I first noticed that Armando Galarraga had such a wickedly good game Wednesday as I perused the daily totals of my LABR team, for whom Mr. Gallaraga and his stunning, if not unexpected performance, were active.
But, I did not really see any of the related controversy surrounding Jim Joyce's now admitted bad safe call of Jason Donald, the would be 27th batter and 27th out that would have made an amazing third Perfect Game in less than a month.
I actually worked Dallas Braden's perfecto on Mother's Day, so I can pretty much imagine how intense it was. Because, trust me, from the
seventh inning on, the air was thick with tension, even though at the time, I doubt many of us would acknowledge anything unusual was afoot. And, that does mean the folks in the booth were in denial, rather we all tried to do our work and still be mindful of baseball's glorious history of superstition and jinx.
Furthermore, I have seen my share of bad calls, some of which, like Ed Armbrister not being called for obstruction by Larry Barnett in 1975, when I was rooting so hard for the Red Sox, while some, like Don Denkinger's call in the '85 series went the way of the Royals, of whom I was a huge fan at the time (they were my Strat-O-Matic team in those days).
And, it seems there is very little in the world that Bud Selig and I would ever agree upon, but his decision not to overturn Joyce's call,

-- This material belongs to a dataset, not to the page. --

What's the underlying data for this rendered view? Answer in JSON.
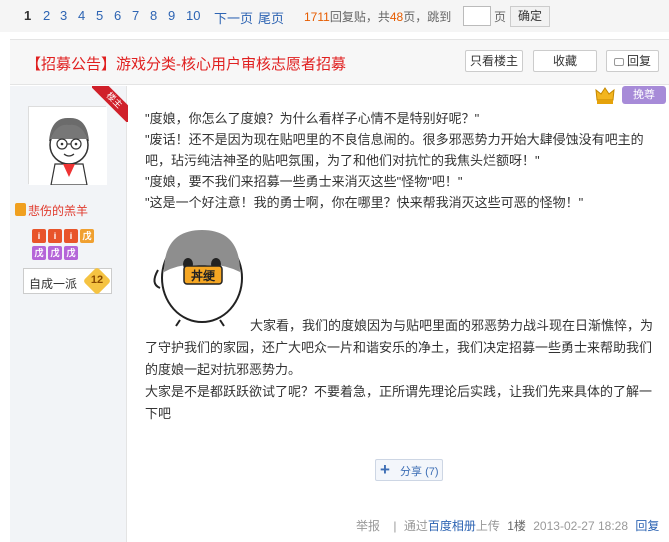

despite the fact that everyone in the universe knows it was wrong, is the correct move to make. I more than understand those who say, "but we want to get it right." For surely, I want the umps to get it right, I trust, as emphatically as they want to get it right.
But to me, baseball is the last vestige of the beauty of our human frailties. Baseball is the sport where the split second rendering of "justice" must be meted out by well trained humans who are doing the absolute best they can in a completely imperfect setting. The reality is it is amazing how often these guys actually get the calls correctly, when you think of 162-plus games times 30 teams, times a minimum of 54 outs, and hundreds of pitches per game.
But, aside from having to determine which of these calls can be challenged, I think we essentially make umps decisions, which are currently final save questionable home run/foul/doubles calls where the ball leaves the playing field, impotent.
And, that is contrary to the spirit of baseball. Because, embracing a bad call as part of the game is, "just baseball." That is the way it goes, along with the folklore of "we wuz robbed."
The best definition of existentialism I have ever heard relates to baseball, where the subjective umpire says "I call them as I see them," the objective umpire says, "I call them as they are," and the existential ump says, "until I call them, they ain't."
For better or worse, for richer or poorer, I think we have to leave the Heidigger-esque in the hands of the Joyces and Barnetts and Denkingers because that is the way was conceived, and because that is the way it has always been played.
By humans, against humans, with humans adjudicating and watching. If baseball is a perfect game, then that is part of why.
I can deal with the DH, and astroturf. But, I cannot deal without the umps being that final say.